1937 Delage D8-120 and 1938 Bergdorf Goodman evening dress Image courtesy of the Petersen
(LOS ANGELES, June 1, 2010) More attention has been devoted to the design of apparel and automobiles than to any other objects. To celebrate this important link, The Petersen Automotive Museum and Phoenix Art Museum have collaborated on a new exhibit opening at the Petersen on Saturday, July 24, 2010.
Automotivated: Streamlined Fashion and Automobiles will reach from the early 1900s to the height of the Art Deco era to examine the automobile's influence on fashion, fashion's influence on the automobile, and the joint and unexpected influences between both. Cars ranging from a 1913 Mercer Raceabout to a 1938 Delahaye will be displayed with complementary clothing styles of the era to illustrate how each discipline has been shaped by ongoing innovation, changing tastes, and evolving trends. Together, they will reveal how style-conscious individuals embraced cars as fashion accessories and how they ultimately came to consider their vehicles to be additional layers of clothing that were as essential to proclaiming their financial and social status as their hats, gowns, and jewels.
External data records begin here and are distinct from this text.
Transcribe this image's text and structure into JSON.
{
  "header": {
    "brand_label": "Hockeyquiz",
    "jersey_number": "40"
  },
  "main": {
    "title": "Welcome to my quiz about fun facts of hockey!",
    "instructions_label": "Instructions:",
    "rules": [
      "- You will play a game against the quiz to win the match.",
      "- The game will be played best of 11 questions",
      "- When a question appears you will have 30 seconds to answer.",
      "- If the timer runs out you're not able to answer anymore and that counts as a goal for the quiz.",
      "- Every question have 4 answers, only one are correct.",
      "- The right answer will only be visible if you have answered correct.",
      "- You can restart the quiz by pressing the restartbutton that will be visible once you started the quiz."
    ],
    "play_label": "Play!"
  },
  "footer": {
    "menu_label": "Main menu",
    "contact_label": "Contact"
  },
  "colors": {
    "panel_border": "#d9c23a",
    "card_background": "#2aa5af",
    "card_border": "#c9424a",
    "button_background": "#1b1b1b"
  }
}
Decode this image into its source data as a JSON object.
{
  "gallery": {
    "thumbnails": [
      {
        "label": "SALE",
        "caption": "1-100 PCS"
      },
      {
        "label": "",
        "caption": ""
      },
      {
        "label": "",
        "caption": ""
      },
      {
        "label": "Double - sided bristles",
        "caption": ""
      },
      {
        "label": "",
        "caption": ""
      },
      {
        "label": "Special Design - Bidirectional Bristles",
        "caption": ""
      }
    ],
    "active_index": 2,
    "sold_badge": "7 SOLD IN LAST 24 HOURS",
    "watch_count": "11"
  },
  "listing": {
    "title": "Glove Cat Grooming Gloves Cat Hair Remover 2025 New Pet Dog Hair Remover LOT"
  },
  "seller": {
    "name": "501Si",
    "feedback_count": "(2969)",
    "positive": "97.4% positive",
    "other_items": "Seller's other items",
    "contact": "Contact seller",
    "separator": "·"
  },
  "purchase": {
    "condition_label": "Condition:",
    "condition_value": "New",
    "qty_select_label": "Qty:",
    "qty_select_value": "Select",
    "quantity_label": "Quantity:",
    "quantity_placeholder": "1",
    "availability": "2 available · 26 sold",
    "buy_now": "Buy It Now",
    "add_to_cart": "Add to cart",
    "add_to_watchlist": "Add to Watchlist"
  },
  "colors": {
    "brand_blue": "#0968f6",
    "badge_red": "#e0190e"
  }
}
1938 Delahaye Type 135M Competition Roadster by Figoni et Falaschi and 1932 Paquin Day Coa
Automobiles on exhibition include:
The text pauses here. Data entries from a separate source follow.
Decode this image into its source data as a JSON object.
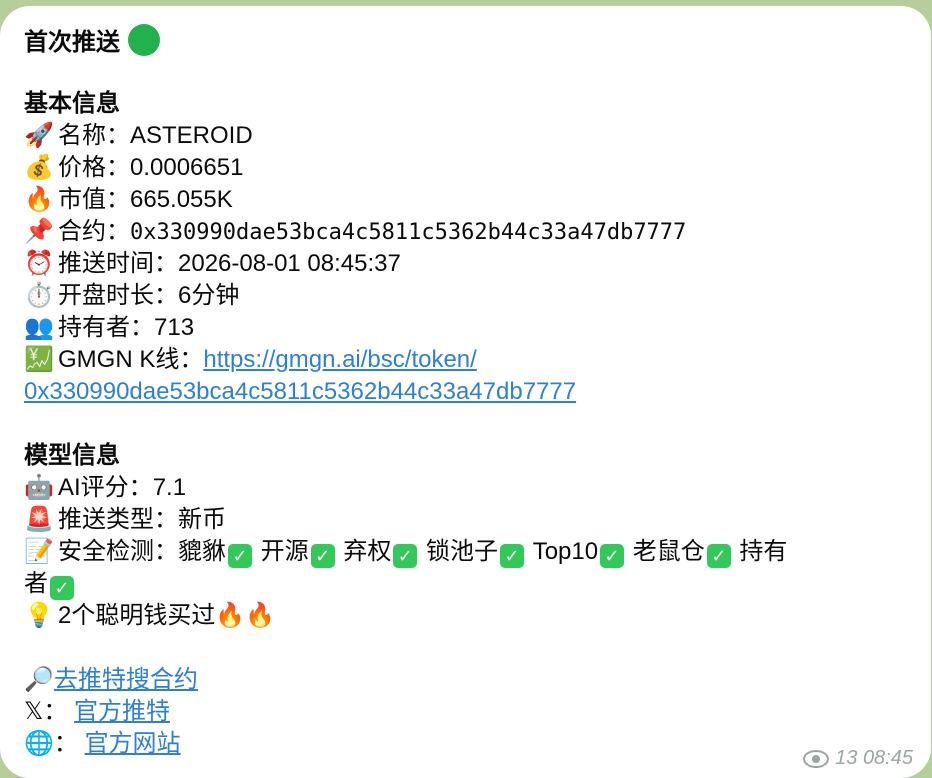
{
  "title": "首次推送",
  "sections": {
    "basic": {
      "heading": "基本信息",
      "name_label": "名称：",
      "name_value": "ASTEROID",
      "price_label": "价格：",
      "price_value": "0.0006651",
      "mcap_label": "市值：",
      "mcap_value": "665.055K",
      "contract_label": "合约：",
      "contract_value": "0x330990dae53bca4c5811c5362b44c33a47db7777",
      "time_label": "推送时间：",
      "time_value": "2026-08-01 08:45:37",
      "open_label": "开盘时长：",
      "open_value": "6分钟",
      "holders_label": "持有者：",
      "holders_value": "713",
      "gmgn_label": "GMGN K线：",
      "gmgn_link_part1": "https://gmgn.ai/bsc/token/",
      "gmgn_link_part2": "0x330990dae53bca4c5811c5362b44c33a47db7777"
    },
    "model": {
      "heading": "模型信息",
      "ai_label": "AI评分：",
      "ai_value": "7.1",
      "type_label": "推送类型：",
      "type_value": "新币",
      "security_label": "安全检测：",
      "checks": [
        "貔貅",
        "开源",
        "弃权",
        "锁池子",
        "Top10",
        "老鼠仓",
        "持有",
        "者"
      ],
      "smart_money": "2个聪明钱买过"
    },
    "links": {
      "twitter_search": "去推特搜合约",
      "x_label": "𝕏：",
      "official_twitter": "官方推特",
      "web_label": "：",
      "official_site": "官方网站"
    }
  },
  "meta": {
    "views": "13",
    "time": "08:45"
  },
  "icons": {
    "status": "green-circle-icon",
    "accent_link": "#2f7fd3",
    "check_color": "#34c759"
  }
}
1913 Mercer Raceabout
1923 Mercedes 28/95 Targa Florio
1926 Rolls-Royce Town Landaulet
1937 Jaguar SS-100
1934 LaSalle Series 350 Convertible Coupe
1937 Cord 812 Cabriolet
1937 Delage D8-120 Coupe Aerosport
1938 Delahaye 135MS Figoni et Falaschi Roadster
The automobile-inspired clothing drawn from Phoenix Art Museum's fashion design collection will range from bulky but protective dusters, hats, gloves and other accoutrements created in the early days of the automobile to the stylish gowns, stoles, capes, dresses and ensembles that developed in the Art Deco period. As the streamlined forms of the automobile came to be highlighted, so did the streamlined forms of the human figure. Undergarments designed to accentuate the human form in order to compliment the clothing that was draped over them will be exhibited to provide an inside look at what it took to streamline society. Automotivated: Streamlined Fashion and Automobiles showcases designs by Gabrielle "Coco" Chanel, Sophie Gimbel, Nina Ricci, Hattie Carnegie, and Jeanne Lanvin.
1934 LaSalle Model 350 Convertible Coupe and 1939 Hattie Carnegie Dress Images courtesy of
The Petersen Automotive Museum Foundation is a non-profit 501(c)(3) charity. The Museum is located at 6060 Wilshire Boulevard (at Fairfax) in Los Angeles. Admission prices are $10 for general admission adults, $5 for seniors and students with ID, and $3 for children ages 5 to 12. Museum members and children under five are admitted free. Covered parking is available for $2 per half hour with an $8 maximum for Museum visitors. Museum hours are Tuesday through Sunday from 10am to 6pm. For general Museum information, call 323/930-CARS or visit the Museum's Web site at: www.Petersen.org.
Founded in 1966, Phoenix Art Museum's fashion design collection is notable for its quality and comprehensiveness and is comprised of more than 5,000 objects of American and European men's, women's and children's dress and accessories dating from the late 17th century to the present. Phoenix Art Museum is one of only a handful of art museums in the country with a long and continuous active fashion program. To learn more visit www.PhxArt.org.